As the BBQ was already booked in for 2pm with the Henty crew, the entrants had the opportunity to pack up gear and chill out before the ceremony, while a brave few decided to brave the conditions until after lunch. Two o’clock came and the Henty crew began to serve up some grub and the prize ceremony began.
In the Teams Comp, it was hard to separate the bottom two in order to award the wooden spoon. In the interest of fairness, but mostly to decide who was slightly less rubbish on the day a round of rock paper scissors was called for. Jack stepped up for Team Berleypro and for Glass is Class, Crazycheski took the podium. Unbeknownst to Jack, Steve Chen was given the name Crazychenski after an all-in round of rock paper scissors against Vladamir Putin. Chenski won a Commdore 64 that day, and was feeling confident as he came to the front. The round ended predictably and Jack along with team Berleypro were left to bask in the glory? of propping up the results table with a doughnut.
At the other end of the table, the Team Challenge title for 2018 went to the Westies with Lennon’s kingy combined with some local knowledge from Spider saw them get across the line with a team average score of 37 points. Each team member walked away with a $60 voucher for Jigman, a headscarf from Buff, a Pains Wessex Flare kit and a waterproof container for their safety gear.
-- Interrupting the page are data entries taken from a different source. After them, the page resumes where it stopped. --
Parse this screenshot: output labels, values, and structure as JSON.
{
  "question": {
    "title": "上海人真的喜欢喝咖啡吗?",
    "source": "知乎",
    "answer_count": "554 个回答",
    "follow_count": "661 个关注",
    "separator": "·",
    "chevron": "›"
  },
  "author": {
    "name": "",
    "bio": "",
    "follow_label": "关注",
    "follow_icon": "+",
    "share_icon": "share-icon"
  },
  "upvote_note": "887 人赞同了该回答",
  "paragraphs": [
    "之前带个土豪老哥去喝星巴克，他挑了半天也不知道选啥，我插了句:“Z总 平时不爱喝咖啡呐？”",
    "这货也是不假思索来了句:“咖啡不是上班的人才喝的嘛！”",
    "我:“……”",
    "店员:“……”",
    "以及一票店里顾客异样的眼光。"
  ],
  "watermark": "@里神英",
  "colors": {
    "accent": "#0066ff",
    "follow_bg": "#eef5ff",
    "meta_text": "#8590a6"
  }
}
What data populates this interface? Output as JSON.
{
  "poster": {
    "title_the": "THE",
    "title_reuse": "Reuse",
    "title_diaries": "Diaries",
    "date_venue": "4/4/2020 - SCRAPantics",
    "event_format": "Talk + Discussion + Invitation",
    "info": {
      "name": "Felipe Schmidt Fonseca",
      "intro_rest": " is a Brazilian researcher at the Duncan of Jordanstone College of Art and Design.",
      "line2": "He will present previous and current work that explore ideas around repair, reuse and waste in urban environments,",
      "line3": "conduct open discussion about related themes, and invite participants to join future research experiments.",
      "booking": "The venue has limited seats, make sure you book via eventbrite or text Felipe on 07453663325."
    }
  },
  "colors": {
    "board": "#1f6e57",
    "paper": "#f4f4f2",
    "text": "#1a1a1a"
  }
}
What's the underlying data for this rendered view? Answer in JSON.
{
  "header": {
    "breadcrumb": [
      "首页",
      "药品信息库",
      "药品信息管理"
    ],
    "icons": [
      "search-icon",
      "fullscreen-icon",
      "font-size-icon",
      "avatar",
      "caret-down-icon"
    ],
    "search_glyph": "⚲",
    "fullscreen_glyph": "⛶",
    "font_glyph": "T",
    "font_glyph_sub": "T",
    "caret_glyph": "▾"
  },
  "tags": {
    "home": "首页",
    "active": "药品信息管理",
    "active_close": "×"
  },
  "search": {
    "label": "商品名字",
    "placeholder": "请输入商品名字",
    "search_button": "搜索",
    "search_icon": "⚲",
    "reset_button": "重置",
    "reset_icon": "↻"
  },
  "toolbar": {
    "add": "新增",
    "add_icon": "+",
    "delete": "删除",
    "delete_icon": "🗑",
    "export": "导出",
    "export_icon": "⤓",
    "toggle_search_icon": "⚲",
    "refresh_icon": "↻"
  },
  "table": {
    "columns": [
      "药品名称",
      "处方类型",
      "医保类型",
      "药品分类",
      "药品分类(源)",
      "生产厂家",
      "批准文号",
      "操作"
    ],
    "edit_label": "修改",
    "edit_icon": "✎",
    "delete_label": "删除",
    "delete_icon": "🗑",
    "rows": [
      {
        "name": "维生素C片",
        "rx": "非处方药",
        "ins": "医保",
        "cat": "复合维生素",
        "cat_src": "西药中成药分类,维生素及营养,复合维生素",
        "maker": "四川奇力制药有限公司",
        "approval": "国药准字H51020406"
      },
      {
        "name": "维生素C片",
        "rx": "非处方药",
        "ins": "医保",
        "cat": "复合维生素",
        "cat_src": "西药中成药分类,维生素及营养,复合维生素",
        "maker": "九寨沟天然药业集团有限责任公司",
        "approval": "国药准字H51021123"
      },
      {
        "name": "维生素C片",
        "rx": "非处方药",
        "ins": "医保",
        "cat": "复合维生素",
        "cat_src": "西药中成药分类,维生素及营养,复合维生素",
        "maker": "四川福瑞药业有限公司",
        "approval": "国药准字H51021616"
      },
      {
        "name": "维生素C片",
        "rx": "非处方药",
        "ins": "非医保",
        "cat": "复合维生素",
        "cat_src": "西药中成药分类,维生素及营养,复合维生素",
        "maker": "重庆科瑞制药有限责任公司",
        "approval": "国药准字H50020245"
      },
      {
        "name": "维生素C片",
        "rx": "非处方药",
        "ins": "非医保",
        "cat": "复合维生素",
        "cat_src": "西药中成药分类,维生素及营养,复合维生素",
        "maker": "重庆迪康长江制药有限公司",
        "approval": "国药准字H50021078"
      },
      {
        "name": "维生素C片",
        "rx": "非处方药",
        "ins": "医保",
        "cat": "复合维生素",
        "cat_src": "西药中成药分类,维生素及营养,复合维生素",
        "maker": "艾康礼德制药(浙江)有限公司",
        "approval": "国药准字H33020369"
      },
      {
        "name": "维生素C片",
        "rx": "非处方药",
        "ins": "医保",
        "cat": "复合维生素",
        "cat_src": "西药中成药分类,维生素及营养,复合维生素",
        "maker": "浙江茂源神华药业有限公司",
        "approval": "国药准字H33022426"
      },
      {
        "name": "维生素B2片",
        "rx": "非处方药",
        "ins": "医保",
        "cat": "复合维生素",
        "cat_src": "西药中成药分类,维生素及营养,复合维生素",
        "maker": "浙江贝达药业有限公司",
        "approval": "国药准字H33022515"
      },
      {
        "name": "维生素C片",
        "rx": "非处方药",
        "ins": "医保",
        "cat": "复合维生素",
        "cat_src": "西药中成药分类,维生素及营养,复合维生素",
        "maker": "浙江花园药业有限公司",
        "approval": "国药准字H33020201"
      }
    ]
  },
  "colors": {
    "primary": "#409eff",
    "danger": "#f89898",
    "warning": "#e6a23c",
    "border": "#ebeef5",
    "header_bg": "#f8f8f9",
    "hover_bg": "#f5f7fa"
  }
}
|Glass is Class||0|
For the Best Catch award it was an easy decision with only one eligible pelagic caught during the comp window. Ben from Portland Bait & Tackle was on hand to present Lennon with a Shimano Torium reel and the Best Catch trophy for 2018. In the main event it was again Lennon who took the honours and the top ten shaped up like this:
|1||Lennon Doherty||89cm Kingfish||133.5|
|2||Luis Ferreiro||59cm Salmon||59|
|3||Shane Esmore||31cm Snapper
|4||Chris Tyerman||33cm Snapper
|5||Gabriele Meoni||27cm Snapper
|6||David Webb||32cm Snapper||16|
|7||Peter Ritchie||30cm Snapper||15|
|8||Stephen Kent||29cm Snapper||14.5|
|9||Geoff Smith||29cm Snapper||14.5|
|10||Nelson Rouw||28cm Snapper||14|
Special mentions to those who peaked a little early or a little late, managing to get kings over the comp weekend. Tas was first cab off the rank with a king less than a km from the launch. Both of the Ians also managed kings after the comp using cephlapods as bait.
A massive thank you to all of the entrants that made the trip down the coast to support our comp. Two years in and hopefully looking good for a third. It was unfortunate about the weather cutting the day short but I think almost everyone that made the trip down got on the water at some stage throughout the weekend. To the offshore first timers, well done on launching in tough conditions, if nothing else I hope you gained some useful experience in an environment as controlled as you can hope for in the Southern Ocean.
For those that couldn’t make the trip, here’s the photo reel of all the goings on thanks to our three talented photographers, Damian Goodman, Amy Rouw and Jennifer Ngo, its as close as we can get you to the action.
Time for a month’s break then its back to chasing up sponsors and organising the next one. In the interest of fairness next year I’ll put one red AI on each team!
See you guys at NSC19!